» To do: Produce an exact copy of all records below.

Records from a data source
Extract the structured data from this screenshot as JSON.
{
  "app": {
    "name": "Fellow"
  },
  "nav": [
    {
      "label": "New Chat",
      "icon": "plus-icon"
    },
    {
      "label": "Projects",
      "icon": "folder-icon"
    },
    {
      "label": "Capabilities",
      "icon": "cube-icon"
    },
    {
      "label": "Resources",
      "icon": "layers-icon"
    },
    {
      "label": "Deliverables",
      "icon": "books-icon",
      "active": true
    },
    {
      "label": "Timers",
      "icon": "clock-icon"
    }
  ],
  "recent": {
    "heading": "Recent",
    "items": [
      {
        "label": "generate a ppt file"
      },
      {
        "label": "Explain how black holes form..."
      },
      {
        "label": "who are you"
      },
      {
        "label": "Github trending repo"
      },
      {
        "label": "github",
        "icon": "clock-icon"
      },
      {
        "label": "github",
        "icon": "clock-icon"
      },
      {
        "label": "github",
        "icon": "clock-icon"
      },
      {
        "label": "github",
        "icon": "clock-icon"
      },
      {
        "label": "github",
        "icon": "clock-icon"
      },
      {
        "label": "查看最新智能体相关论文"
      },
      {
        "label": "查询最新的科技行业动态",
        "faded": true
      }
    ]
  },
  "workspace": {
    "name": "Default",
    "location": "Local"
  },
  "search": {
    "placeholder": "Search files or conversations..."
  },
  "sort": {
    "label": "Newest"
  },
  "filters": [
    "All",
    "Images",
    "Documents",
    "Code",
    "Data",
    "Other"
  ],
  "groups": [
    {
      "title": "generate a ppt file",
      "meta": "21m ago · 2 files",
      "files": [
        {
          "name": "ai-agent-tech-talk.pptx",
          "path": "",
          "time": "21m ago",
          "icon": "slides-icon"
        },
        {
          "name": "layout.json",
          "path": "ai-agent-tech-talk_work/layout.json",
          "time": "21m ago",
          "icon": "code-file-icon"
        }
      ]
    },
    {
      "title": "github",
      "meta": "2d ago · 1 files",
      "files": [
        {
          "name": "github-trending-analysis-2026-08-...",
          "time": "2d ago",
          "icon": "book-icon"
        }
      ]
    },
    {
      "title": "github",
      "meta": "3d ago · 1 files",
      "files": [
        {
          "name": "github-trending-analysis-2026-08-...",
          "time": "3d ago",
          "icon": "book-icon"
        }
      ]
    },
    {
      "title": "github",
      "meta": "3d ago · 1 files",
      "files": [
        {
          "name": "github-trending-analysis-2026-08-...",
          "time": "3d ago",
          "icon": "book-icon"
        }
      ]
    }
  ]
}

» Exercise solution:
Extract the structured data from this screenshot as JSON.
{
  "app": {
    "name": "Fellow"
  },
  "nav": [
    {
      "label": "New Chat",
      "icon": "plus-icon"
    },
    {
      "label": "Projects",
      "icon": "folder-icon"
    },
    {
      "label": "Capabilities",
      "icon": "cube-icon"
    },
    {
      "label": "Resources",
      "icon": "layers-icon"
    },
    {
      "label": "Deliverables",
      "icon": "books-icon",
      "active": true
    },
    {
      "label": "Timers",
      "icon": "clock-icon"
    }
  ],
  "recent": {
    "heading": "Recent",
    "items": [
      {
        "label": "generate a ppt file"
      },
      {
        "label": "Explain how black holes form..."
      },
      {
        "label": "who are you"
      },
      {
        "label": "Github trending repo"
      },
      {
        "label": "github",
        "icon": "clock-icon"
      },
      {
        "label": "github",
        "icon": "clock-icon"
      },
      {
        "label": "github",
        "icon": "clock-icon"
      },
      {
        "label": "github",
        "icon": "clock-icon"
      },
      {
        "label": "github",
        "icon": "clock-icon"
      },
      {
        "label": "查看最新智能体相关论文"
      },
      {
        "label": "查询最新的科技行业动态",
        "faded": true
      }
    ]
  },
  "workspace": {
    "name": "Default",
    "location": "Local"
  },
  "search": {
    "placeholder": "Search files or conversations..."
  },
  "sort": {
    "label": "Newest"
  },
  "filters": [
    "All",
    "Images",
    "Documents",
    "Code",
    "Data",
    "Other"
  ],
  "groups": [
    {
      "title": "generate a ppt file",
      "meta": "21m ago · 2 files",
      "files": [
        {
          "name": "ai-agent-tech-talk.pptx",
          "path": "",
          "time": "21m ago",
          "icon": "slides-icon"
        },
        {
          "name": "layout.json",
          "path": "ai-agent-tech-talk_work/layout.json",
          "time": "21m ago",
          "icon": "code-file-icon"
        }
      ]
    },
    {
      "title": "github",
      "meta": "2d ago · 1 files",
      "files": [
        {
          "name": "github-trending-analysis-2026-08-...",
          "time": "2d ago",
          "icon": "book-icon"
        }
      ]
    },
    {
      "title": "github",
      "meta": "3d ago · 1 files",
      "files": [
        {
          "name": "github-trending-analysis-2026-08-...",
          "time": "3d ago",
          "icon": "book-icon"
        }
      ]
    },
    {
      "title": "github",
      "meta": "3d ago · 1 files",
      "files": [
        {
          "name": "github-trending-analysis-2026-08-...",
          "time": "3d ago",
          "icon": "book-icon"
        }
      ]
    }
  ]
}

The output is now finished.